Items from an interface collection:
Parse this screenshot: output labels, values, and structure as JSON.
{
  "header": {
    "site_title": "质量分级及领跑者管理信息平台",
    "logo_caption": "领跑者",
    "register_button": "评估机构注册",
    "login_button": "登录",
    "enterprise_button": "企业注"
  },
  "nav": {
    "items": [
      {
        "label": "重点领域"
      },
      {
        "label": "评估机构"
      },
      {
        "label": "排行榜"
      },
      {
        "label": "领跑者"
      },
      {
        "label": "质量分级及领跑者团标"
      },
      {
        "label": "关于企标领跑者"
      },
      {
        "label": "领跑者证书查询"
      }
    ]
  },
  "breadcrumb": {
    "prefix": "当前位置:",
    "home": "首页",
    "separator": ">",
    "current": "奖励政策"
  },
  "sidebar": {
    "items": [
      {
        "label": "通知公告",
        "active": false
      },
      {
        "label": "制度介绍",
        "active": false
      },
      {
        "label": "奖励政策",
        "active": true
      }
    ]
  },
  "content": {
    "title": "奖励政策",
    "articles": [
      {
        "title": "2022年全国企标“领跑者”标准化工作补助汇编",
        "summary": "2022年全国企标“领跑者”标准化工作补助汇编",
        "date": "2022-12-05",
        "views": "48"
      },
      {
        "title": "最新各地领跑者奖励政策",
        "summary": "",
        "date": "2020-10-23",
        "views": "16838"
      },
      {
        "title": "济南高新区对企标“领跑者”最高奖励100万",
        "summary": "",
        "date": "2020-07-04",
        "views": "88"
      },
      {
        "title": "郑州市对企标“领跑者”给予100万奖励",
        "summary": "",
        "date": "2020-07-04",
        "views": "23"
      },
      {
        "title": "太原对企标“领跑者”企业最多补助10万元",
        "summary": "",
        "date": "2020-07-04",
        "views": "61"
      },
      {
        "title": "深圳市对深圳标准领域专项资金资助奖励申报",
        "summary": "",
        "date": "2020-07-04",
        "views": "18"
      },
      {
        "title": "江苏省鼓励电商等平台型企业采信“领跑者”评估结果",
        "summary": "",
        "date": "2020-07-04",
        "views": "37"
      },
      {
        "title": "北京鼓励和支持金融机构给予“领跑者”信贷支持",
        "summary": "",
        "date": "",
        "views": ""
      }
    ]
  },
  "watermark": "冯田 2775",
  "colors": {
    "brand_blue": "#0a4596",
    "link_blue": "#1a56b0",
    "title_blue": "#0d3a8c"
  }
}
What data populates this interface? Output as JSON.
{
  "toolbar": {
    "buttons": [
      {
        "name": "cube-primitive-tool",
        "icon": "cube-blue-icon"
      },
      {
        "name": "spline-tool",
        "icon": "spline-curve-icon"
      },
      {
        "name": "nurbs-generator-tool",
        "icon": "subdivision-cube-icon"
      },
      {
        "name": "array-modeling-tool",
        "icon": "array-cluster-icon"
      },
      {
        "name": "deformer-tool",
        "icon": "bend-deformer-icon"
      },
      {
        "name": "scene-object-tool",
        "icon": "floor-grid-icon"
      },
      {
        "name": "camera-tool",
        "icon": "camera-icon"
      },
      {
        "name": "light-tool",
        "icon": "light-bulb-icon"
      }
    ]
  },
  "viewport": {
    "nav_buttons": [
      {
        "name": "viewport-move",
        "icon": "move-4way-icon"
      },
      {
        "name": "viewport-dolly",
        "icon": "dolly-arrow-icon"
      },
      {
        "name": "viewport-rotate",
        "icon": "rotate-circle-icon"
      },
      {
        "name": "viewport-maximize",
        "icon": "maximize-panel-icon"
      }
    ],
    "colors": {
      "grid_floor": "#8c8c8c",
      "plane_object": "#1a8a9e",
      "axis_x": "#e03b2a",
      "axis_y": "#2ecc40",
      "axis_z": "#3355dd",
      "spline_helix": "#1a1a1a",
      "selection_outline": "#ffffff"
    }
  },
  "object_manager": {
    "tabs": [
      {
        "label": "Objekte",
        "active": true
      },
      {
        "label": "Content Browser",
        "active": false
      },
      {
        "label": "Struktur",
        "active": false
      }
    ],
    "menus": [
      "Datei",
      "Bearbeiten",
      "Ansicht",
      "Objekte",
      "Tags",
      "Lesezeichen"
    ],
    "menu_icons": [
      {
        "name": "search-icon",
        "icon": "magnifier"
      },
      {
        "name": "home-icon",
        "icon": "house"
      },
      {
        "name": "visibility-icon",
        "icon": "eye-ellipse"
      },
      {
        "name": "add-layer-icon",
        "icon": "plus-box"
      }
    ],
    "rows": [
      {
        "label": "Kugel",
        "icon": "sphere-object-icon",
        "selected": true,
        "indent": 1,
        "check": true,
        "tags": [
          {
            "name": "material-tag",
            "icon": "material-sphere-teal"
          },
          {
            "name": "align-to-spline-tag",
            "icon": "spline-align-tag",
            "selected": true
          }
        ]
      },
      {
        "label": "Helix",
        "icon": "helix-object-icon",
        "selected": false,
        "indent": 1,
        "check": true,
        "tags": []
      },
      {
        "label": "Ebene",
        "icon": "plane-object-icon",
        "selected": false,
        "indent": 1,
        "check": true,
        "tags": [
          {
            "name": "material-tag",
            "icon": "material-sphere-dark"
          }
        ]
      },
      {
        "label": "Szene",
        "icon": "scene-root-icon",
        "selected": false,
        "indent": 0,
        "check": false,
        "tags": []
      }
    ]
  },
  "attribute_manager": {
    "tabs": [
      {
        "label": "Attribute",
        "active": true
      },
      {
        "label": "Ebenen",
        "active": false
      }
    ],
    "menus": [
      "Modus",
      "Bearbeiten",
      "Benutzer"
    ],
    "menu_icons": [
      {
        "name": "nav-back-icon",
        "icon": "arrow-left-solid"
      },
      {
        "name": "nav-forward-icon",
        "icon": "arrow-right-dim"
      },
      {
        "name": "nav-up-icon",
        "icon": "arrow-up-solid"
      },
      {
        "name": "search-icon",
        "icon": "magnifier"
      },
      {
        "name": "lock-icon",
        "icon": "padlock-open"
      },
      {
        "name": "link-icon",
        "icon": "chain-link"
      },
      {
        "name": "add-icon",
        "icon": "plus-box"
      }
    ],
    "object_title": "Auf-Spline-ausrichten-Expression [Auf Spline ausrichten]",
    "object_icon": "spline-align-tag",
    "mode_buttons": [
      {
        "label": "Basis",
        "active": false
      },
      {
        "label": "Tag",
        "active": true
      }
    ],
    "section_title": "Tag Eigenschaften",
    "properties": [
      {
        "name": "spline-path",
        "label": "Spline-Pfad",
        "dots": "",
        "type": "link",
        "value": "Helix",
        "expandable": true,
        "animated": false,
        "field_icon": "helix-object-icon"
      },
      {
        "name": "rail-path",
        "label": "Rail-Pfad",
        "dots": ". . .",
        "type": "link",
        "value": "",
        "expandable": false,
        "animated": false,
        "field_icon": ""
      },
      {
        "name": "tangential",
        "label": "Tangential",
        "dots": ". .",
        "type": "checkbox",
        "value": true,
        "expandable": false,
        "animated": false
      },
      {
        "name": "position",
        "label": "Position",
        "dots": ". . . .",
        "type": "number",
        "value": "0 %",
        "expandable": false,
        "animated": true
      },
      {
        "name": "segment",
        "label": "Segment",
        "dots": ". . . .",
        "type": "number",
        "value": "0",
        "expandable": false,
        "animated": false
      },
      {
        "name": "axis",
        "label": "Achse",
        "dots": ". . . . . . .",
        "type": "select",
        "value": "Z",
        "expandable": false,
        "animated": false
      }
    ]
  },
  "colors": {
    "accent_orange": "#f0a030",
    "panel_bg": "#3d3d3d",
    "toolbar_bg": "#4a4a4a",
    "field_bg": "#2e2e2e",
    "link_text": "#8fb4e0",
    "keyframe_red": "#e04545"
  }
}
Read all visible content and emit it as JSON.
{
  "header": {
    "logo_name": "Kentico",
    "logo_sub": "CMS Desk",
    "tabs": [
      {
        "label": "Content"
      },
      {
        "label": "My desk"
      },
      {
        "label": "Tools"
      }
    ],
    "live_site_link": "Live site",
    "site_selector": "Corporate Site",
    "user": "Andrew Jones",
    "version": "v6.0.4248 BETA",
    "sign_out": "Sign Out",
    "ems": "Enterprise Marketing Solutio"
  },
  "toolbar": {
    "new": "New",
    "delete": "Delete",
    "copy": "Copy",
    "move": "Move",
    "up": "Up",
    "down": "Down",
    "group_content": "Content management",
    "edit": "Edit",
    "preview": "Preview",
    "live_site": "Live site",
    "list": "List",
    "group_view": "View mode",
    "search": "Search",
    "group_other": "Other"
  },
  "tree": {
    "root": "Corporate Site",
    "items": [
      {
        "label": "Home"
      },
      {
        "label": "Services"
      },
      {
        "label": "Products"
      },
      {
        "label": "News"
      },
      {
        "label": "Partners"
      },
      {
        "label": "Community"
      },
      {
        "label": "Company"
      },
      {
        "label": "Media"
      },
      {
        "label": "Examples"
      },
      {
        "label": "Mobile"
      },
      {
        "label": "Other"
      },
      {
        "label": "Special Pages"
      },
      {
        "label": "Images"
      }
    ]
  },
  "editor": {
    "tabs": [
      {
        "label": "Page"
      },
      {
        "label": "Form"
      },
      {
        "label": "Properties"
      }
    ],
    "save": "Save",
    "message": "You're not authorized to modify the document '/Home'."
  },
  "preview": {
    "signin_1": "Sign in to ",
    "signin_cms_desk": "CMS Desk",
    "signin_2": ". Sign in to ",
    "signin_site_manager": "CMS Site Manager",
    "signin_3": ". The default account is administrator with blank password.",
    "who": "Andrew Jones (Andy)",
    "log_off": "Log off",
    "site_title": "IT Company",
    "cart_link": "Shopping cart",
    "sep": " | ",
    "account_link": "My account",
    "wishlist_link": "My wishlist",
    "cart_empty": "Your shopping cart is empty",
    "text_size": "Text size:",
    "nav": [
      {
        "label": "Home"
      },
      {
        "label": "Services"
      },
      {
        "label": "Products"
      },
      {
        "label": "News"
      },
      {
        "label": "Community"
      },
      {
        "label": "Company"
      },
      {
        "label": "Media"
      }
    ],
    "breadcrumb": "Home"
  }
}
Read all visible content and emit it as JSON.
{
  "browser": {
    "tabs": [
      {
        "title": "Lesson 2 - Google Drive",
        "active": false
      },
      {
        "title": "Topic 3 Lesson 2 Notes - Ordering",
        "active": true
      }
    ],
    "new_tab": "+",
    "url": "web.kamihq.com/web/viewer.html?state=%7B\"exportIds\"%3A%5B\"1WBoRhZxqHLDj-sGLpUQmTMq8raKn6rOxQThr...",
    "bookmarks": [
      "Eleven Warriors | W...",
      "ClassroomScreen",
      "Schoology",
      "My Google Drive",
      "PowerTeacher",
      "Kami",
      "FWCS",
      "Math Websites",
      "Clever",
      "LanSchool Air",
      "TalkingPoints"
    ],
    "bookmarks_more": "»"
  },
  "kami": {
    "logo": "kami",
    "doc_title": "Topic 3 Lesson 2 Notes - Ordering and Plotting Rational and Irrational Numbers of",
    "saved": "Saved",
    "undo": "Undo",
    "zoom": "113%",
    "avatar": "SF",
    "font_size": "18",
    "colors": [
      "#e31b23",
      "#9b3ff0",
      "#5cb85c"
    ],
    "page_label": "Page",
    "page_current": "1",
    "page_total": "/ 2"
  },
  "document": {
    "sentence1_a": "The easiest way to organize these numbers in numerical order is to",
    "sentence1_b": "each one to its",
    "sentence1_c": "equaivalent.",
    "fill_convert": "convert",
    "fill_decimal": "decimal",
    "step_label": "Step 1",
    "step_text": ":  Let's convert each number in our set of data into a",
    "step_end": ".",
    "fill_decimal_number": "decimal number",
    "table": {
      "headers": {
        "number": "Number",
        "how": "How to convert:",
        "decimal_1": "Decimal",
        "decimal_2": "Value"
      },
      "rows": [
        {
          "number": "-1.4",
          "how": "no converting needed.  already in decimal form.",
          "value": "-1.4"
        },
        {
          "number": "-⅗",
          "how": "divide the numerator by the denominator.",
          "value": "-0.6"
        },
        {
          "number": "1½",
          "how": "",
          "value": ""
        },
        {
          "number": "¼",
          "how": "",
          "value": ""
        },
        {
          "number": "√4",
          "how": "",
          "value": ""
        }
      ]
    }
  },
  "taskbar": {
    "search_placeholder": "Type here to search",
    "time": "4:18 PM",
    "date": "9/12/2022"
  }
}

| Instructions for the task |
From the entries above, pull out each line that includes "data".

| Response to the exercise |
What data populates this interface? Output as JSON.
    "step_text": ":  Let's convert each number in our set of data into a",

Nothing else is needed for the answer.